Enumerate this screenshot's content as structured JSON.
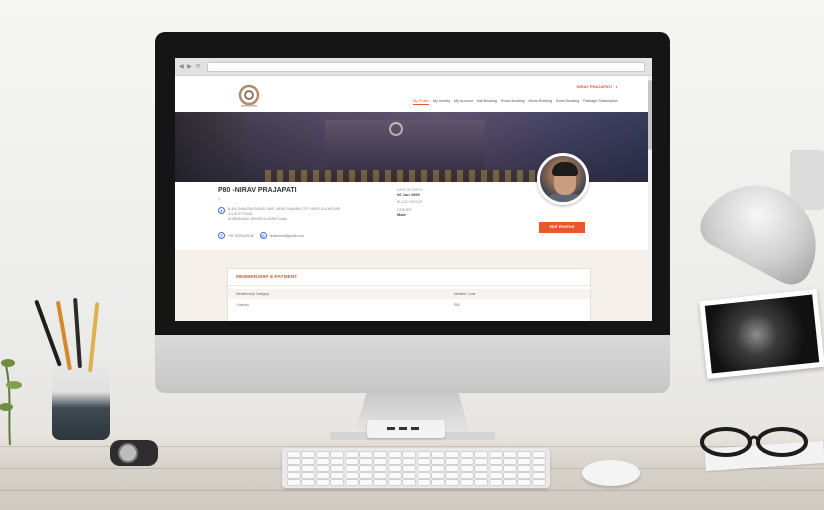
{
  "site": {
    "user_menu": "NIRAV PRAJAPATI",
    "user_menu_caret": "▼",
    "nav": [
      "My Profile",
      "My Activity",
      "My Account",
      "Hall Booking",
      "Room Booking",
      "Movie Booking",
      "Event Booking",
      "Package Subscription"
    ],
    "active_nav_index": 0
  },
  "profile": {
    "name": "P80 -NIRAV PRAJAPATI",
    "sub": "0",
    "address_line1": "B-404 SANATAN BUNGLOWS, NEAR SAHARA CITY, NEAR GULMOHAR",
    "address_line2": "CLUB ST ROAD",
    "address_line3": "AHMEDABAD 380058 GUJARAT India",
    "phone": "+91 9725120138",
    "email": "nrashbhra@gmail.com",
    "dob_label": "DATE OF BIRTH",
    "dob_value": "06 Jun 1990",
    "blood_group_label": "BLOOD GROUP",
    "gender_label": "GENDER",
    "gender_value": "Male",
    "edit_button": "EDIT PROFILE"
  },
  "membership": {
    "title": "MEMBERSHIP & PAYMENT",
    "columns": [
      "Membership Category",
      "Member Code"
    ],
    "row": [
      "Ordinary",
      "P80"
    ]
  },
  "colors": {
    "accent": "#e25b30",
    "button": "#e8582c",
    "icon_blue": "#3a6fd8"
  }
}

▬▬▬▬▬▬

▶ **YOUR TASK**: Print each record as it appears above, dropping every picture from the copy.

▶ **EXERCISE OUTPUT**:
Enumerate this screenshot's content as structured JSON.
{
  "site": {
    "user_menu": "NIRAV PRAJAPATI",
    "user_menu_caret": "▼",
    "nav": [
      "My Profile",
      "My Activity",
      "My Account",
      "Hall Booking",
      "Room Booking",
      "Movie Booking",
      "Event Booking",
      "Package Subscription"
    ],
    "active_nav_index": 0
  },
  "profile": {
    "name": "P80 -NIRAV PRAJAPATI",
    "sub": "0",
    "address_line1": "B-404 SANATAN BUNGLOWS, NEAR SAHARA CITY, NEAR GULMOHAR",
    "address_line2": "CLUB ST ROAD",
    "address_line3": "AHMEDABAD 380058 GUJARAT India",
    "phone": "+91 9725120138",
    "email": "nrashbhra@gmail.com",
    "dob_label": "DATE OF BIRTH",
    "dob_value": "06 Jun 1990",
    "blood_group_label": "BLOOD GROUP",
    "gender_label": "GENDER",
    "gender_value": "Male",
    "edit_button": "EDIT PROFILE"
  },
  "membership": {
    "title": "MEMBERSHIP & PAYMENT",
    "columns": [
      "Membership Category",
      "Member Code"
    ],
    "row": [
      "Ordinary",
      "P80"
    ]
  },
  "colors": {
    "accent": "#e25b30",
    "button": "#e8582c",
    "icon_blue": "#3a6fd8"
  }
}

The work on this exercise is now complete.